At the first faculty meeting of the academic year on Sept. 4, administrators discussed a new program which will provide students funding to take their professors out for meals. They also updated the faculty on the College's financial and academic standing.

Dean of New Students Frank Couvares announced the new program, called Take Your Professor Out (TYPO).

"Ben Lieber told me I should remind you it's not in the Mafia sense," Couvares said. He explained that the Dean of Students' office established TYPO so that groups of four to six first-year students could get together and ask their professor out to dinner at one of several moderately priced restaurants in town. "You can, of course, decline or accept," Couvares told the faculty. He said that the dean's office will supply up to $120 per group.

Couvares specified that TYPO funding is not open to upperclassmen, but he speculated that upperclassmen could participate in the dinners. "I suppose if the professor and the freshmen were willing, an upperclassman could come along and pay his or her own way," Couvares said.

Beyond TYPO, the deans focused much of the discussion on the incoming class, particularly on the increased financial aid going to the Class of 2004.

"It is a truly extraordinary year in admission: in the diversity of the class, in the credentials of the class, and, I might add, in the neediness of the class," said President Tom Gerety."

Dean of Admission and Financial Aid Tom Parker reported some of the group's statistics. "It is a class of firsts; it is a class of mosts; it is a class of highest percentages," Parker said, adding that this is the first class ever to have more females than males.

"It is a costly class," Parker added, citing the 48 percent of students on grant aid and the one percent on self-help. "A good deal of that growth is in the lowest income bracket," said Parker.

"There are too many people to thank among our faculty and staff here, but this was by no means an accident," Parker said.

On a disciplinary note, Dean of Students Ben Lieber announced an increase in cheating and plagiarism at Amherst last year. "We're not sure if this is an anomaly or the start of a trend," Lieber said. "We will ask the College Council to look into this issue. We will ask the faculty to comment."

Discussing finances, Chief Advancement Officer Michael Kiefer stated that the capital campaign had almost reached $210 million as of June 30 and will continue until June 30, 2001. "The College has exceeded its goals for the unrestricted endowment," Kiefer declared. He said the money will be largely focused on electronic communications.

Kiefer also welcomed a "new generation of philanthropists," which includes greatly increased numbers of women and people of color, he said.

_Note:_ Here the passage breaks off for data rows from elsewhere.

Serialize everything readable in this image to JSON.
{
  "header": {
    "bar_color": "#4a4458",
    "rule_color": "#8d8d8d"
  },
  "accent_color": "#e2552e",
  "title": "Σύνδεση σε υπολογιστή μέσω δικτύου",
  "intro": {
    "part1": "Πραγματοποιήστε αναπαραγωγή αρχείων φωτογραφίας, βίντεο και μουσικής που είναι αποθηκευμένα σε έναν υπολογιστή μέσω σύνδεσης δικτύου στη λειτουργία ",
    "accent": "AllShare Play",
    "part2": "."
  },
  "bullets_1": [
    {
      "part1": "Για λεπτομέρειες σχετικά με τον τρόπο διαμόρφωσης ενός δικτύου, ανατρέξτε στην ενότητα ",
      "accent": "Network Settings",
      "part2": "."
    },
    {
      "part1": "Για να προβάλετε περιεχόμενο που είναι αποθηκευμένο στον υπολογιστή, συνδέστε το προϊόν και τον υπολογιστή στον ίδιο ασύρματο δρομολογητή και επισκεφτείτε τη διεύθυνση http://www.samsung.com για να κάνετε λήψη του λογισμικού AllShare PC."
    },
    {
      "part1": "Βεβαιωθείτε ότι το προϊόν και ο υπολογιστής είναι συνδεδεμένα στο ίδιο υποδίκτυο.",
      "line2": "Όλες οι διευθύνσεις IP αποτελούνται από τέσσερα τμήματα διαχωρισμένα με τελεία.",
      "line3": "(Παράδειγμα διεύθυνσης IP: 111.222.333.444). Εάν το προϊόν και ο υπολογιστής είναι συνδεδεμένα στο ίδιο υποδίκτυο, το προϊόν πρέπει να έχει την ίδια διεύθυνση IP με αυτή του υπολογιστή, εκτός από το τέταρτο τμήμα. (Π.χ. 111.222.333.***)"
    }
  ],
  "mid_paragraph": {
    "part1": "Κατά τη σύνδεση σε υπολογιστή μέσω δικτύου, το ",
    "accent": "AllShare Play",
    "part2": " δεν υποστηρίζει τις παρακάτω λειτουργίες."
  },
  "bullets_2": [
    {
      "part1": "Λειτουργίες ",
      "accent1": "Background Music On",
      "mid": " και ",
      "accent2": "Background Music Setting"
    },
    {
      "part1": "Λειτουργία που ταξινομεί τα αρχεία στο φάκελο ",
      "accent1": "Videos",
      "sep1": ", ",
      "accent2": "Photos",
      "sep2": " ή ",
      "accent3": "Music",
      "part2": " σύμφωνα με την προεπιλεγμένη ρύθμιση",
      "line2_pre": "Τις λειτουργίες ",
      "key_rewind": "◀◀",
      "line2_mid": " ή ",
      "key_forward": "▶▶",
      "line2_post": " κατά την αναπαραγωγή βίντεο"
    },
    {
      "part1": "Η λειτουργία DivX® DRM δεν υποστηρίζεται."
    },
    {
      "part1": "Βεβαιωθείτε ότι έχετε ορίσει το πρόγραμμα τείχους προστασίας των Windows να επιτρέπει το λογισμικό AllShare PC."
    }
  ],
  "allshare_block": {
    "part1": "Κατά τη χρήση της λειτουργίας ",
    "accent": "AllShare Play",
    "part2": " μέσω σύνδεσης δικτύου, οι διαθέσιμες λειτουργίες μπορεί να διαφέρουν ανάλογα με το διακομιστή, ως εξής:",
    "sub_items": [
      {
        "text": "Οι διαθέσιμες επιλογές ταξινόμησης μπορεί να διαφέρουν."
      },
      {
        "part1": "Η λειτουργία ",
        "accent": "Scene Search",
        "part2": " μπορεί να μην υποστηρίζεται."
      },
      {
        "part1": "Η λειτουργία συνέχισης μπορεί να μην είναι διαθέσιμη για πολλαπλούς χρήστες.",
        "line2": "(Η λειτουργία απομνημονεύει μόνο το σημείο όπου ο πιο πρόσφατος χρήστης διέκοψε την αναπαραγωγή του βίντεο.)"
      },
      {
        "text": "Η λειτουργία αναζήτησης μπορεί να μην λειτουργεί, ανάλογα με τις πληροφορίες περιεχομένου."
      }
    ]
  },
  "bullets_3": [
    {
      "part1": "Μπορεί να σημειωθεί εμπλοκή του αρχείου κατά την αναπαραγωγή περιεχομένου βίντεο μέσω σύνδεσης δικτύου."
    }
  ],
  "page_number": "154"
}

"I want to put in my money and have a big impact," Kiefer said, describing the attitude of this group, which he called "change agents."

"You do have more kvetching," Gerety said of the group. "The best giver is an alum who cares but doesn't try to leverage that through gifts."

Treasurer Sharon Siegel said that the Mead Art Museum will re-open this February and that Fayerweather Hall will undergo construction starting the second week in December.

Siegel also said that Amherst is working on a "master plan" regarding dormitory renovation. "We find ourselves at a bit of a competitive disadvantage," she said. "Williams, Harvard and Yale have all taken on housing projects."

Gerety briefly addressed the problem of parking, in light of the recent controversy over the change in parking lots. "One of the sad realities of this increasingly suburban area is that we are seeing increasing dependence on the family car among sophomores, juniors and seniors," he explained.

The faculty also approved two new courses. They include Theater and Dance 25: "Contemporary Black Theater, 1950 to the Present" and a course titled "Visual Culture of Japan" for the Associated Kyoto Program (AKP) at Doshisha University.

Issue 02, Submitted 2000-09-13 16:13:46